Exercise requirements — Line by line, retype the data exactly as it is given.

(Collected data entries)
========================================

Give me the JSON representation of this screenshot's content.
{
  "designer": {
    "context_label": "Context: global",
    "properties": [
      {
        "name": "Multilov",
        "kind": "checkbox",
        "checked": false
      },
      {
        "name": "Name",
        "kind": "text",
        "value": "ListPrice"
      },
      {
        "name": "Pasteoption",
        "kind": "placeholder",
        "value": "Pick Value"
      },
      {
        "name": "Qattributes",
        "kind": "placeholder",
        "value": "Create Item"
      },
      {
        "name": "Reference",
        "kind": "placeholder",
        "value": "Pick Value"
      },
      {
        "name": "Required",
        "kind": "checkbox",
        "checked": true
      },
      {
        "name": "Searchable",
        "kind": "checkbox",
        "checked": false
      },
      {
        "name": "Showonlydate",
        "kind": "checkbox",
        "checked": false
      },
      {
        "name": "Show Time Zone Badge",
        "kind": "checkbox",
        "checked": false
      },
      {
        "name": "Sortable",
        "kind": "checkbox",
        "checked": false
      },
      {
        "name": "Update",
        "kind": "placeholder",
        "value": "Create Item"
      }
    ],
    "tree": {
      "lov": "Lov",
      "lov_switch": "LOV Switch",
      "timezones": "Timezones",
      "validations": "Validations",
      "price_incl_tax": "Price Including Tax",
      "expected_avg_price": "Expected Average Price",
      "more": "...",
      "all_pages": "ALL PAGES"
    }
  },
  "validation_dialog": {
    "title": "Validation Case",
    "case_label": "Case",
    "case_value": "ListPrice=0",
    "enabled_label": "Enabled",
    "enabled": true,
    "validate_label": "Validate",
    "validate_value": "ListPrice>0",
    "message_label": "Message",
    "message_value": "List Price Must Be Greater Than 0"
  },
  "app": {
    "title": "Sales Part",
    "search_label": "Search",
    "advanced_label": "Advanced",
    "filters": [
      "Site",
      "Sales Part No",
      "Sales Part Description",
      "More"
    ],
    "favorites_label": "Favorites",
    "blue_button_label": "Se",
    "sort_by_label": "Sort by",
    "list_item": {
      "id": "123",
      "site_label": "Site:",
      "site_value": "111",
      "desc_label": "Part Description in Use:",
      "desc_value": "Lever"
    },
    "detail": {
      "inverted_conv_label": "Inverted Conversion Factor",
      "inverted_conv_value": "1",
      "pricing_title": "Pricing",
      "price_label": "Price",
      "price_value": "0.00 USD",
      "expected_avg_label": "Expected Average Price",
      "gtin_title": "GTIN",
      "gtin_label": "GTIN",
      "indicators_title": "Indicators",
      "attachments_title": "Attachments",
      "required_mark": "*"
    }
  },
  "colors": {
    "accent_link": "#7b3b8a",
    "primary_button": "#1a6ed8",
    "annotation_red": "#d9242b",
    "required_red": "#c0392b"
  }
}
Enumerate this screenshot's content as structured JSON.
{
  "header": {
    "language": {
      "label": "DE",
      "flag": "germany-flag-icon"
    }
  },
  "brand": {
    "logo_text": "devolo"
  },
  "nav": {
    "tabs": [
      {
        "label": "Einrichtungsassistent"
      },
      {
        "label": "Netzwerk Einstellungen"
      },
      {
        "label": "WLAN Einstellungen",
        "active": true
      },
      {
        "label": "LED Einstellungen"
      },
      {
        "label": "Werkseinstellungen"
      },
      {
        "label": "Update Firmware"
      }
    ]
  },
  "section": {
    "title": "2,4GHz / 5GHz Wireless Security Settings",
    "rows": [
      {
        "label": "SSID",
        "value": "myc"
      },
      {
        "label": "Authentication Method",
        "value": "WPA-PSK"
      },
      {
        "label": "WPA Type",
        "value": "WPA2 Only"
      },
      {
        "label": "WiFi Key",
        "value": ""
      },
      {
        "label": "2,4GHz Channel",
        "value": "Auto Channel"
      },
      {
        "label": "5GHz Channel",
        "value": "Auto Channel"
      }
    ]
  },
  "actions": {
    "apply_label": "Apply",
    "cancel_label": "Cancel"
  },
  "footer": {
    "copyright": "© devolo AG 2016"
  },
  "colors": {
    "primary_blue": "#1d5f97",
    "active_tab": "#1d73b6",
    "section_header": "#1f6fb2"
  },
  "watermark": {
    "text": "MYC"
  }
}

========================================

Solution to this task —
Give me the JSON representation of this screenshot's content.
{
  "designer": {
    "context_label": "Context: global",
    "properties": [
      {
        "name": "Multilov",
        "kind": "checkbox",
        "checked": false
      },
      {
        "name": "Name",
        "kind": "text",
        "value": "ListPrice"
      },
      {
        "name": "Pasteoption",
        "kind": "placeholder",
        "value": "Pick Value"
      },
      {
        "name": "Qattributes",
        "kind": "placeholder",
        "value": "Create Item"
      },
      {
        "name": "Reference",
        "kind": "placeholder",
        "value": "Pick Value"
      },
      {
        "name": "Required",
        "kind": "checkbox",
        "checked": true
      },
      {
        "name": "Searchable",
        "kind": "checkbox",
        "checked": false
      },
      {
        "name": "Showonlydate",
        "kind": "checkbox",
        "checked": false
      },
      {
        "name": "Show Time Zone Badge",
        "kind": "checkbox",
        "checked": false
      },
      {
        "name": "Sortable",
        "kind": "checkbox",
        "checked": false
      },
      {
        "name": "Update",
        "kind": "placeholder",
        "value": "Create Item"
      }
    ],
    "tree": {
      "lov": "Lov",
      "lov_switch": "LOV Switch",
      "timezones": "Timezones",
      "validations": "Validations",
      "price_incl_tax": "Price Including Tax",
      "expected_avg_price": "Expected Average Price",
      "more": "...",
      "all_pages": "ALL PAGES"
    }
  },
  "validation_dialog": {
    "title": "Validation Case",
    "case_label": "Case",
    "case_value": "ListPrice=0",
    "enabled_label": "Enabled",
    "enabled": true,
    "validate_label": "Validate",
    "validate_value": "ListPrice>0",
    "message_label": "Message",
    "message_value": "List Price Must Be Greater Than 0"
  },
  "app": {
    "title": "Sales Part",
    "search_label": "Search",
    "advanced_label": "Advanced",
    "filters": [
      "Site",
      "Sales Part No",
      "Sales Part Description",
      "More"
    ],
    "favorites_label": "Favorites",
    "blue_button_label": "Se",
    "sort_by_label": "Sort by",
    "list_item": {
      "id": "123",
      "site_label": "Site:",
      "site_value": "111",
      "desc_label": "Part Description in Use:",
      "desc_value": "Lever"
    },
    "detail": {
      "inverted_conv_label": "Inverted Conversion Factor",
      "inverted_conv_value": "1",
      "pricing_title": "Pricing",
      "price_label": "Price",
      "price_value": "0.00 USD",
      "expected_avg_label": "Expected Average Price",
      "gtin_title": "GTIN",
      "gtin_label": "GTIN",
      "indicators_title": "Indicators",
      "attachments_title": "Attachments",
      "required_mark": "*"
    }
  },
  "colors": {
    "accent_link": "#7b3b8a",
    "primary_button": "#1a6ed8",
    "annotation_red": "#d9242b",
    "required_red": "#c0392b"
  }
}
Enumerate this screenshot's content as structured JSON.
{
  "header": {
    "language": {
      "label": "DE",
      "flag": "germany-flag-icon"
    }
  },
  "brand": {
    "logo_text": "devolo"
  },
  "nav": {
    "tabs": [
      {
        "label": "Einrichtungsassistent"
      },
      {
        "label": "Netzwerk Einstellungen"
      },
      {
        "label": "WLAN Einstellungen",
        "active": true
      },
      {
        "label": "LED Einstellungen"
      },
      {
        "label": "Werkseinstellungen"
      },
      {
        "label": "Update Firmware"
      }
    ]
  },
  "section": {
    "title": "2,4GHz / 5GHz Wireless Security Settings",
    "rows": [
      {
        "label": "SSID",
        "value": "myc"
      },
      {
        "label": "Authentication Method",
        "value": "WPA-PSK"
      },
      {
        "label": "WPA Type",
        "value": "WPA2 Only"
      },
      {
        "label": "WiFi Key",
        "value": ""
      },
      {
        "label": "2,4GHz Channel",
        "value": "Auto Channel"
      },
      {
        "label": "5GHz Channel",
        "value": "Auto Channel"
      }
    ]
  },
  "actions": {
    "apply_label": "Apply",
    "cancel_label": "Cancel"
  },
  "footer": {
    "copyright": "© devolo AG 2016"
  },
  "colors": {
    "primary_blue": "#1d5f97",
    "active_tab": "#1d73b6",
    "section_header": "#1f6fb2"
  },
  "watermark": {
    "text": "MYC"
  }
}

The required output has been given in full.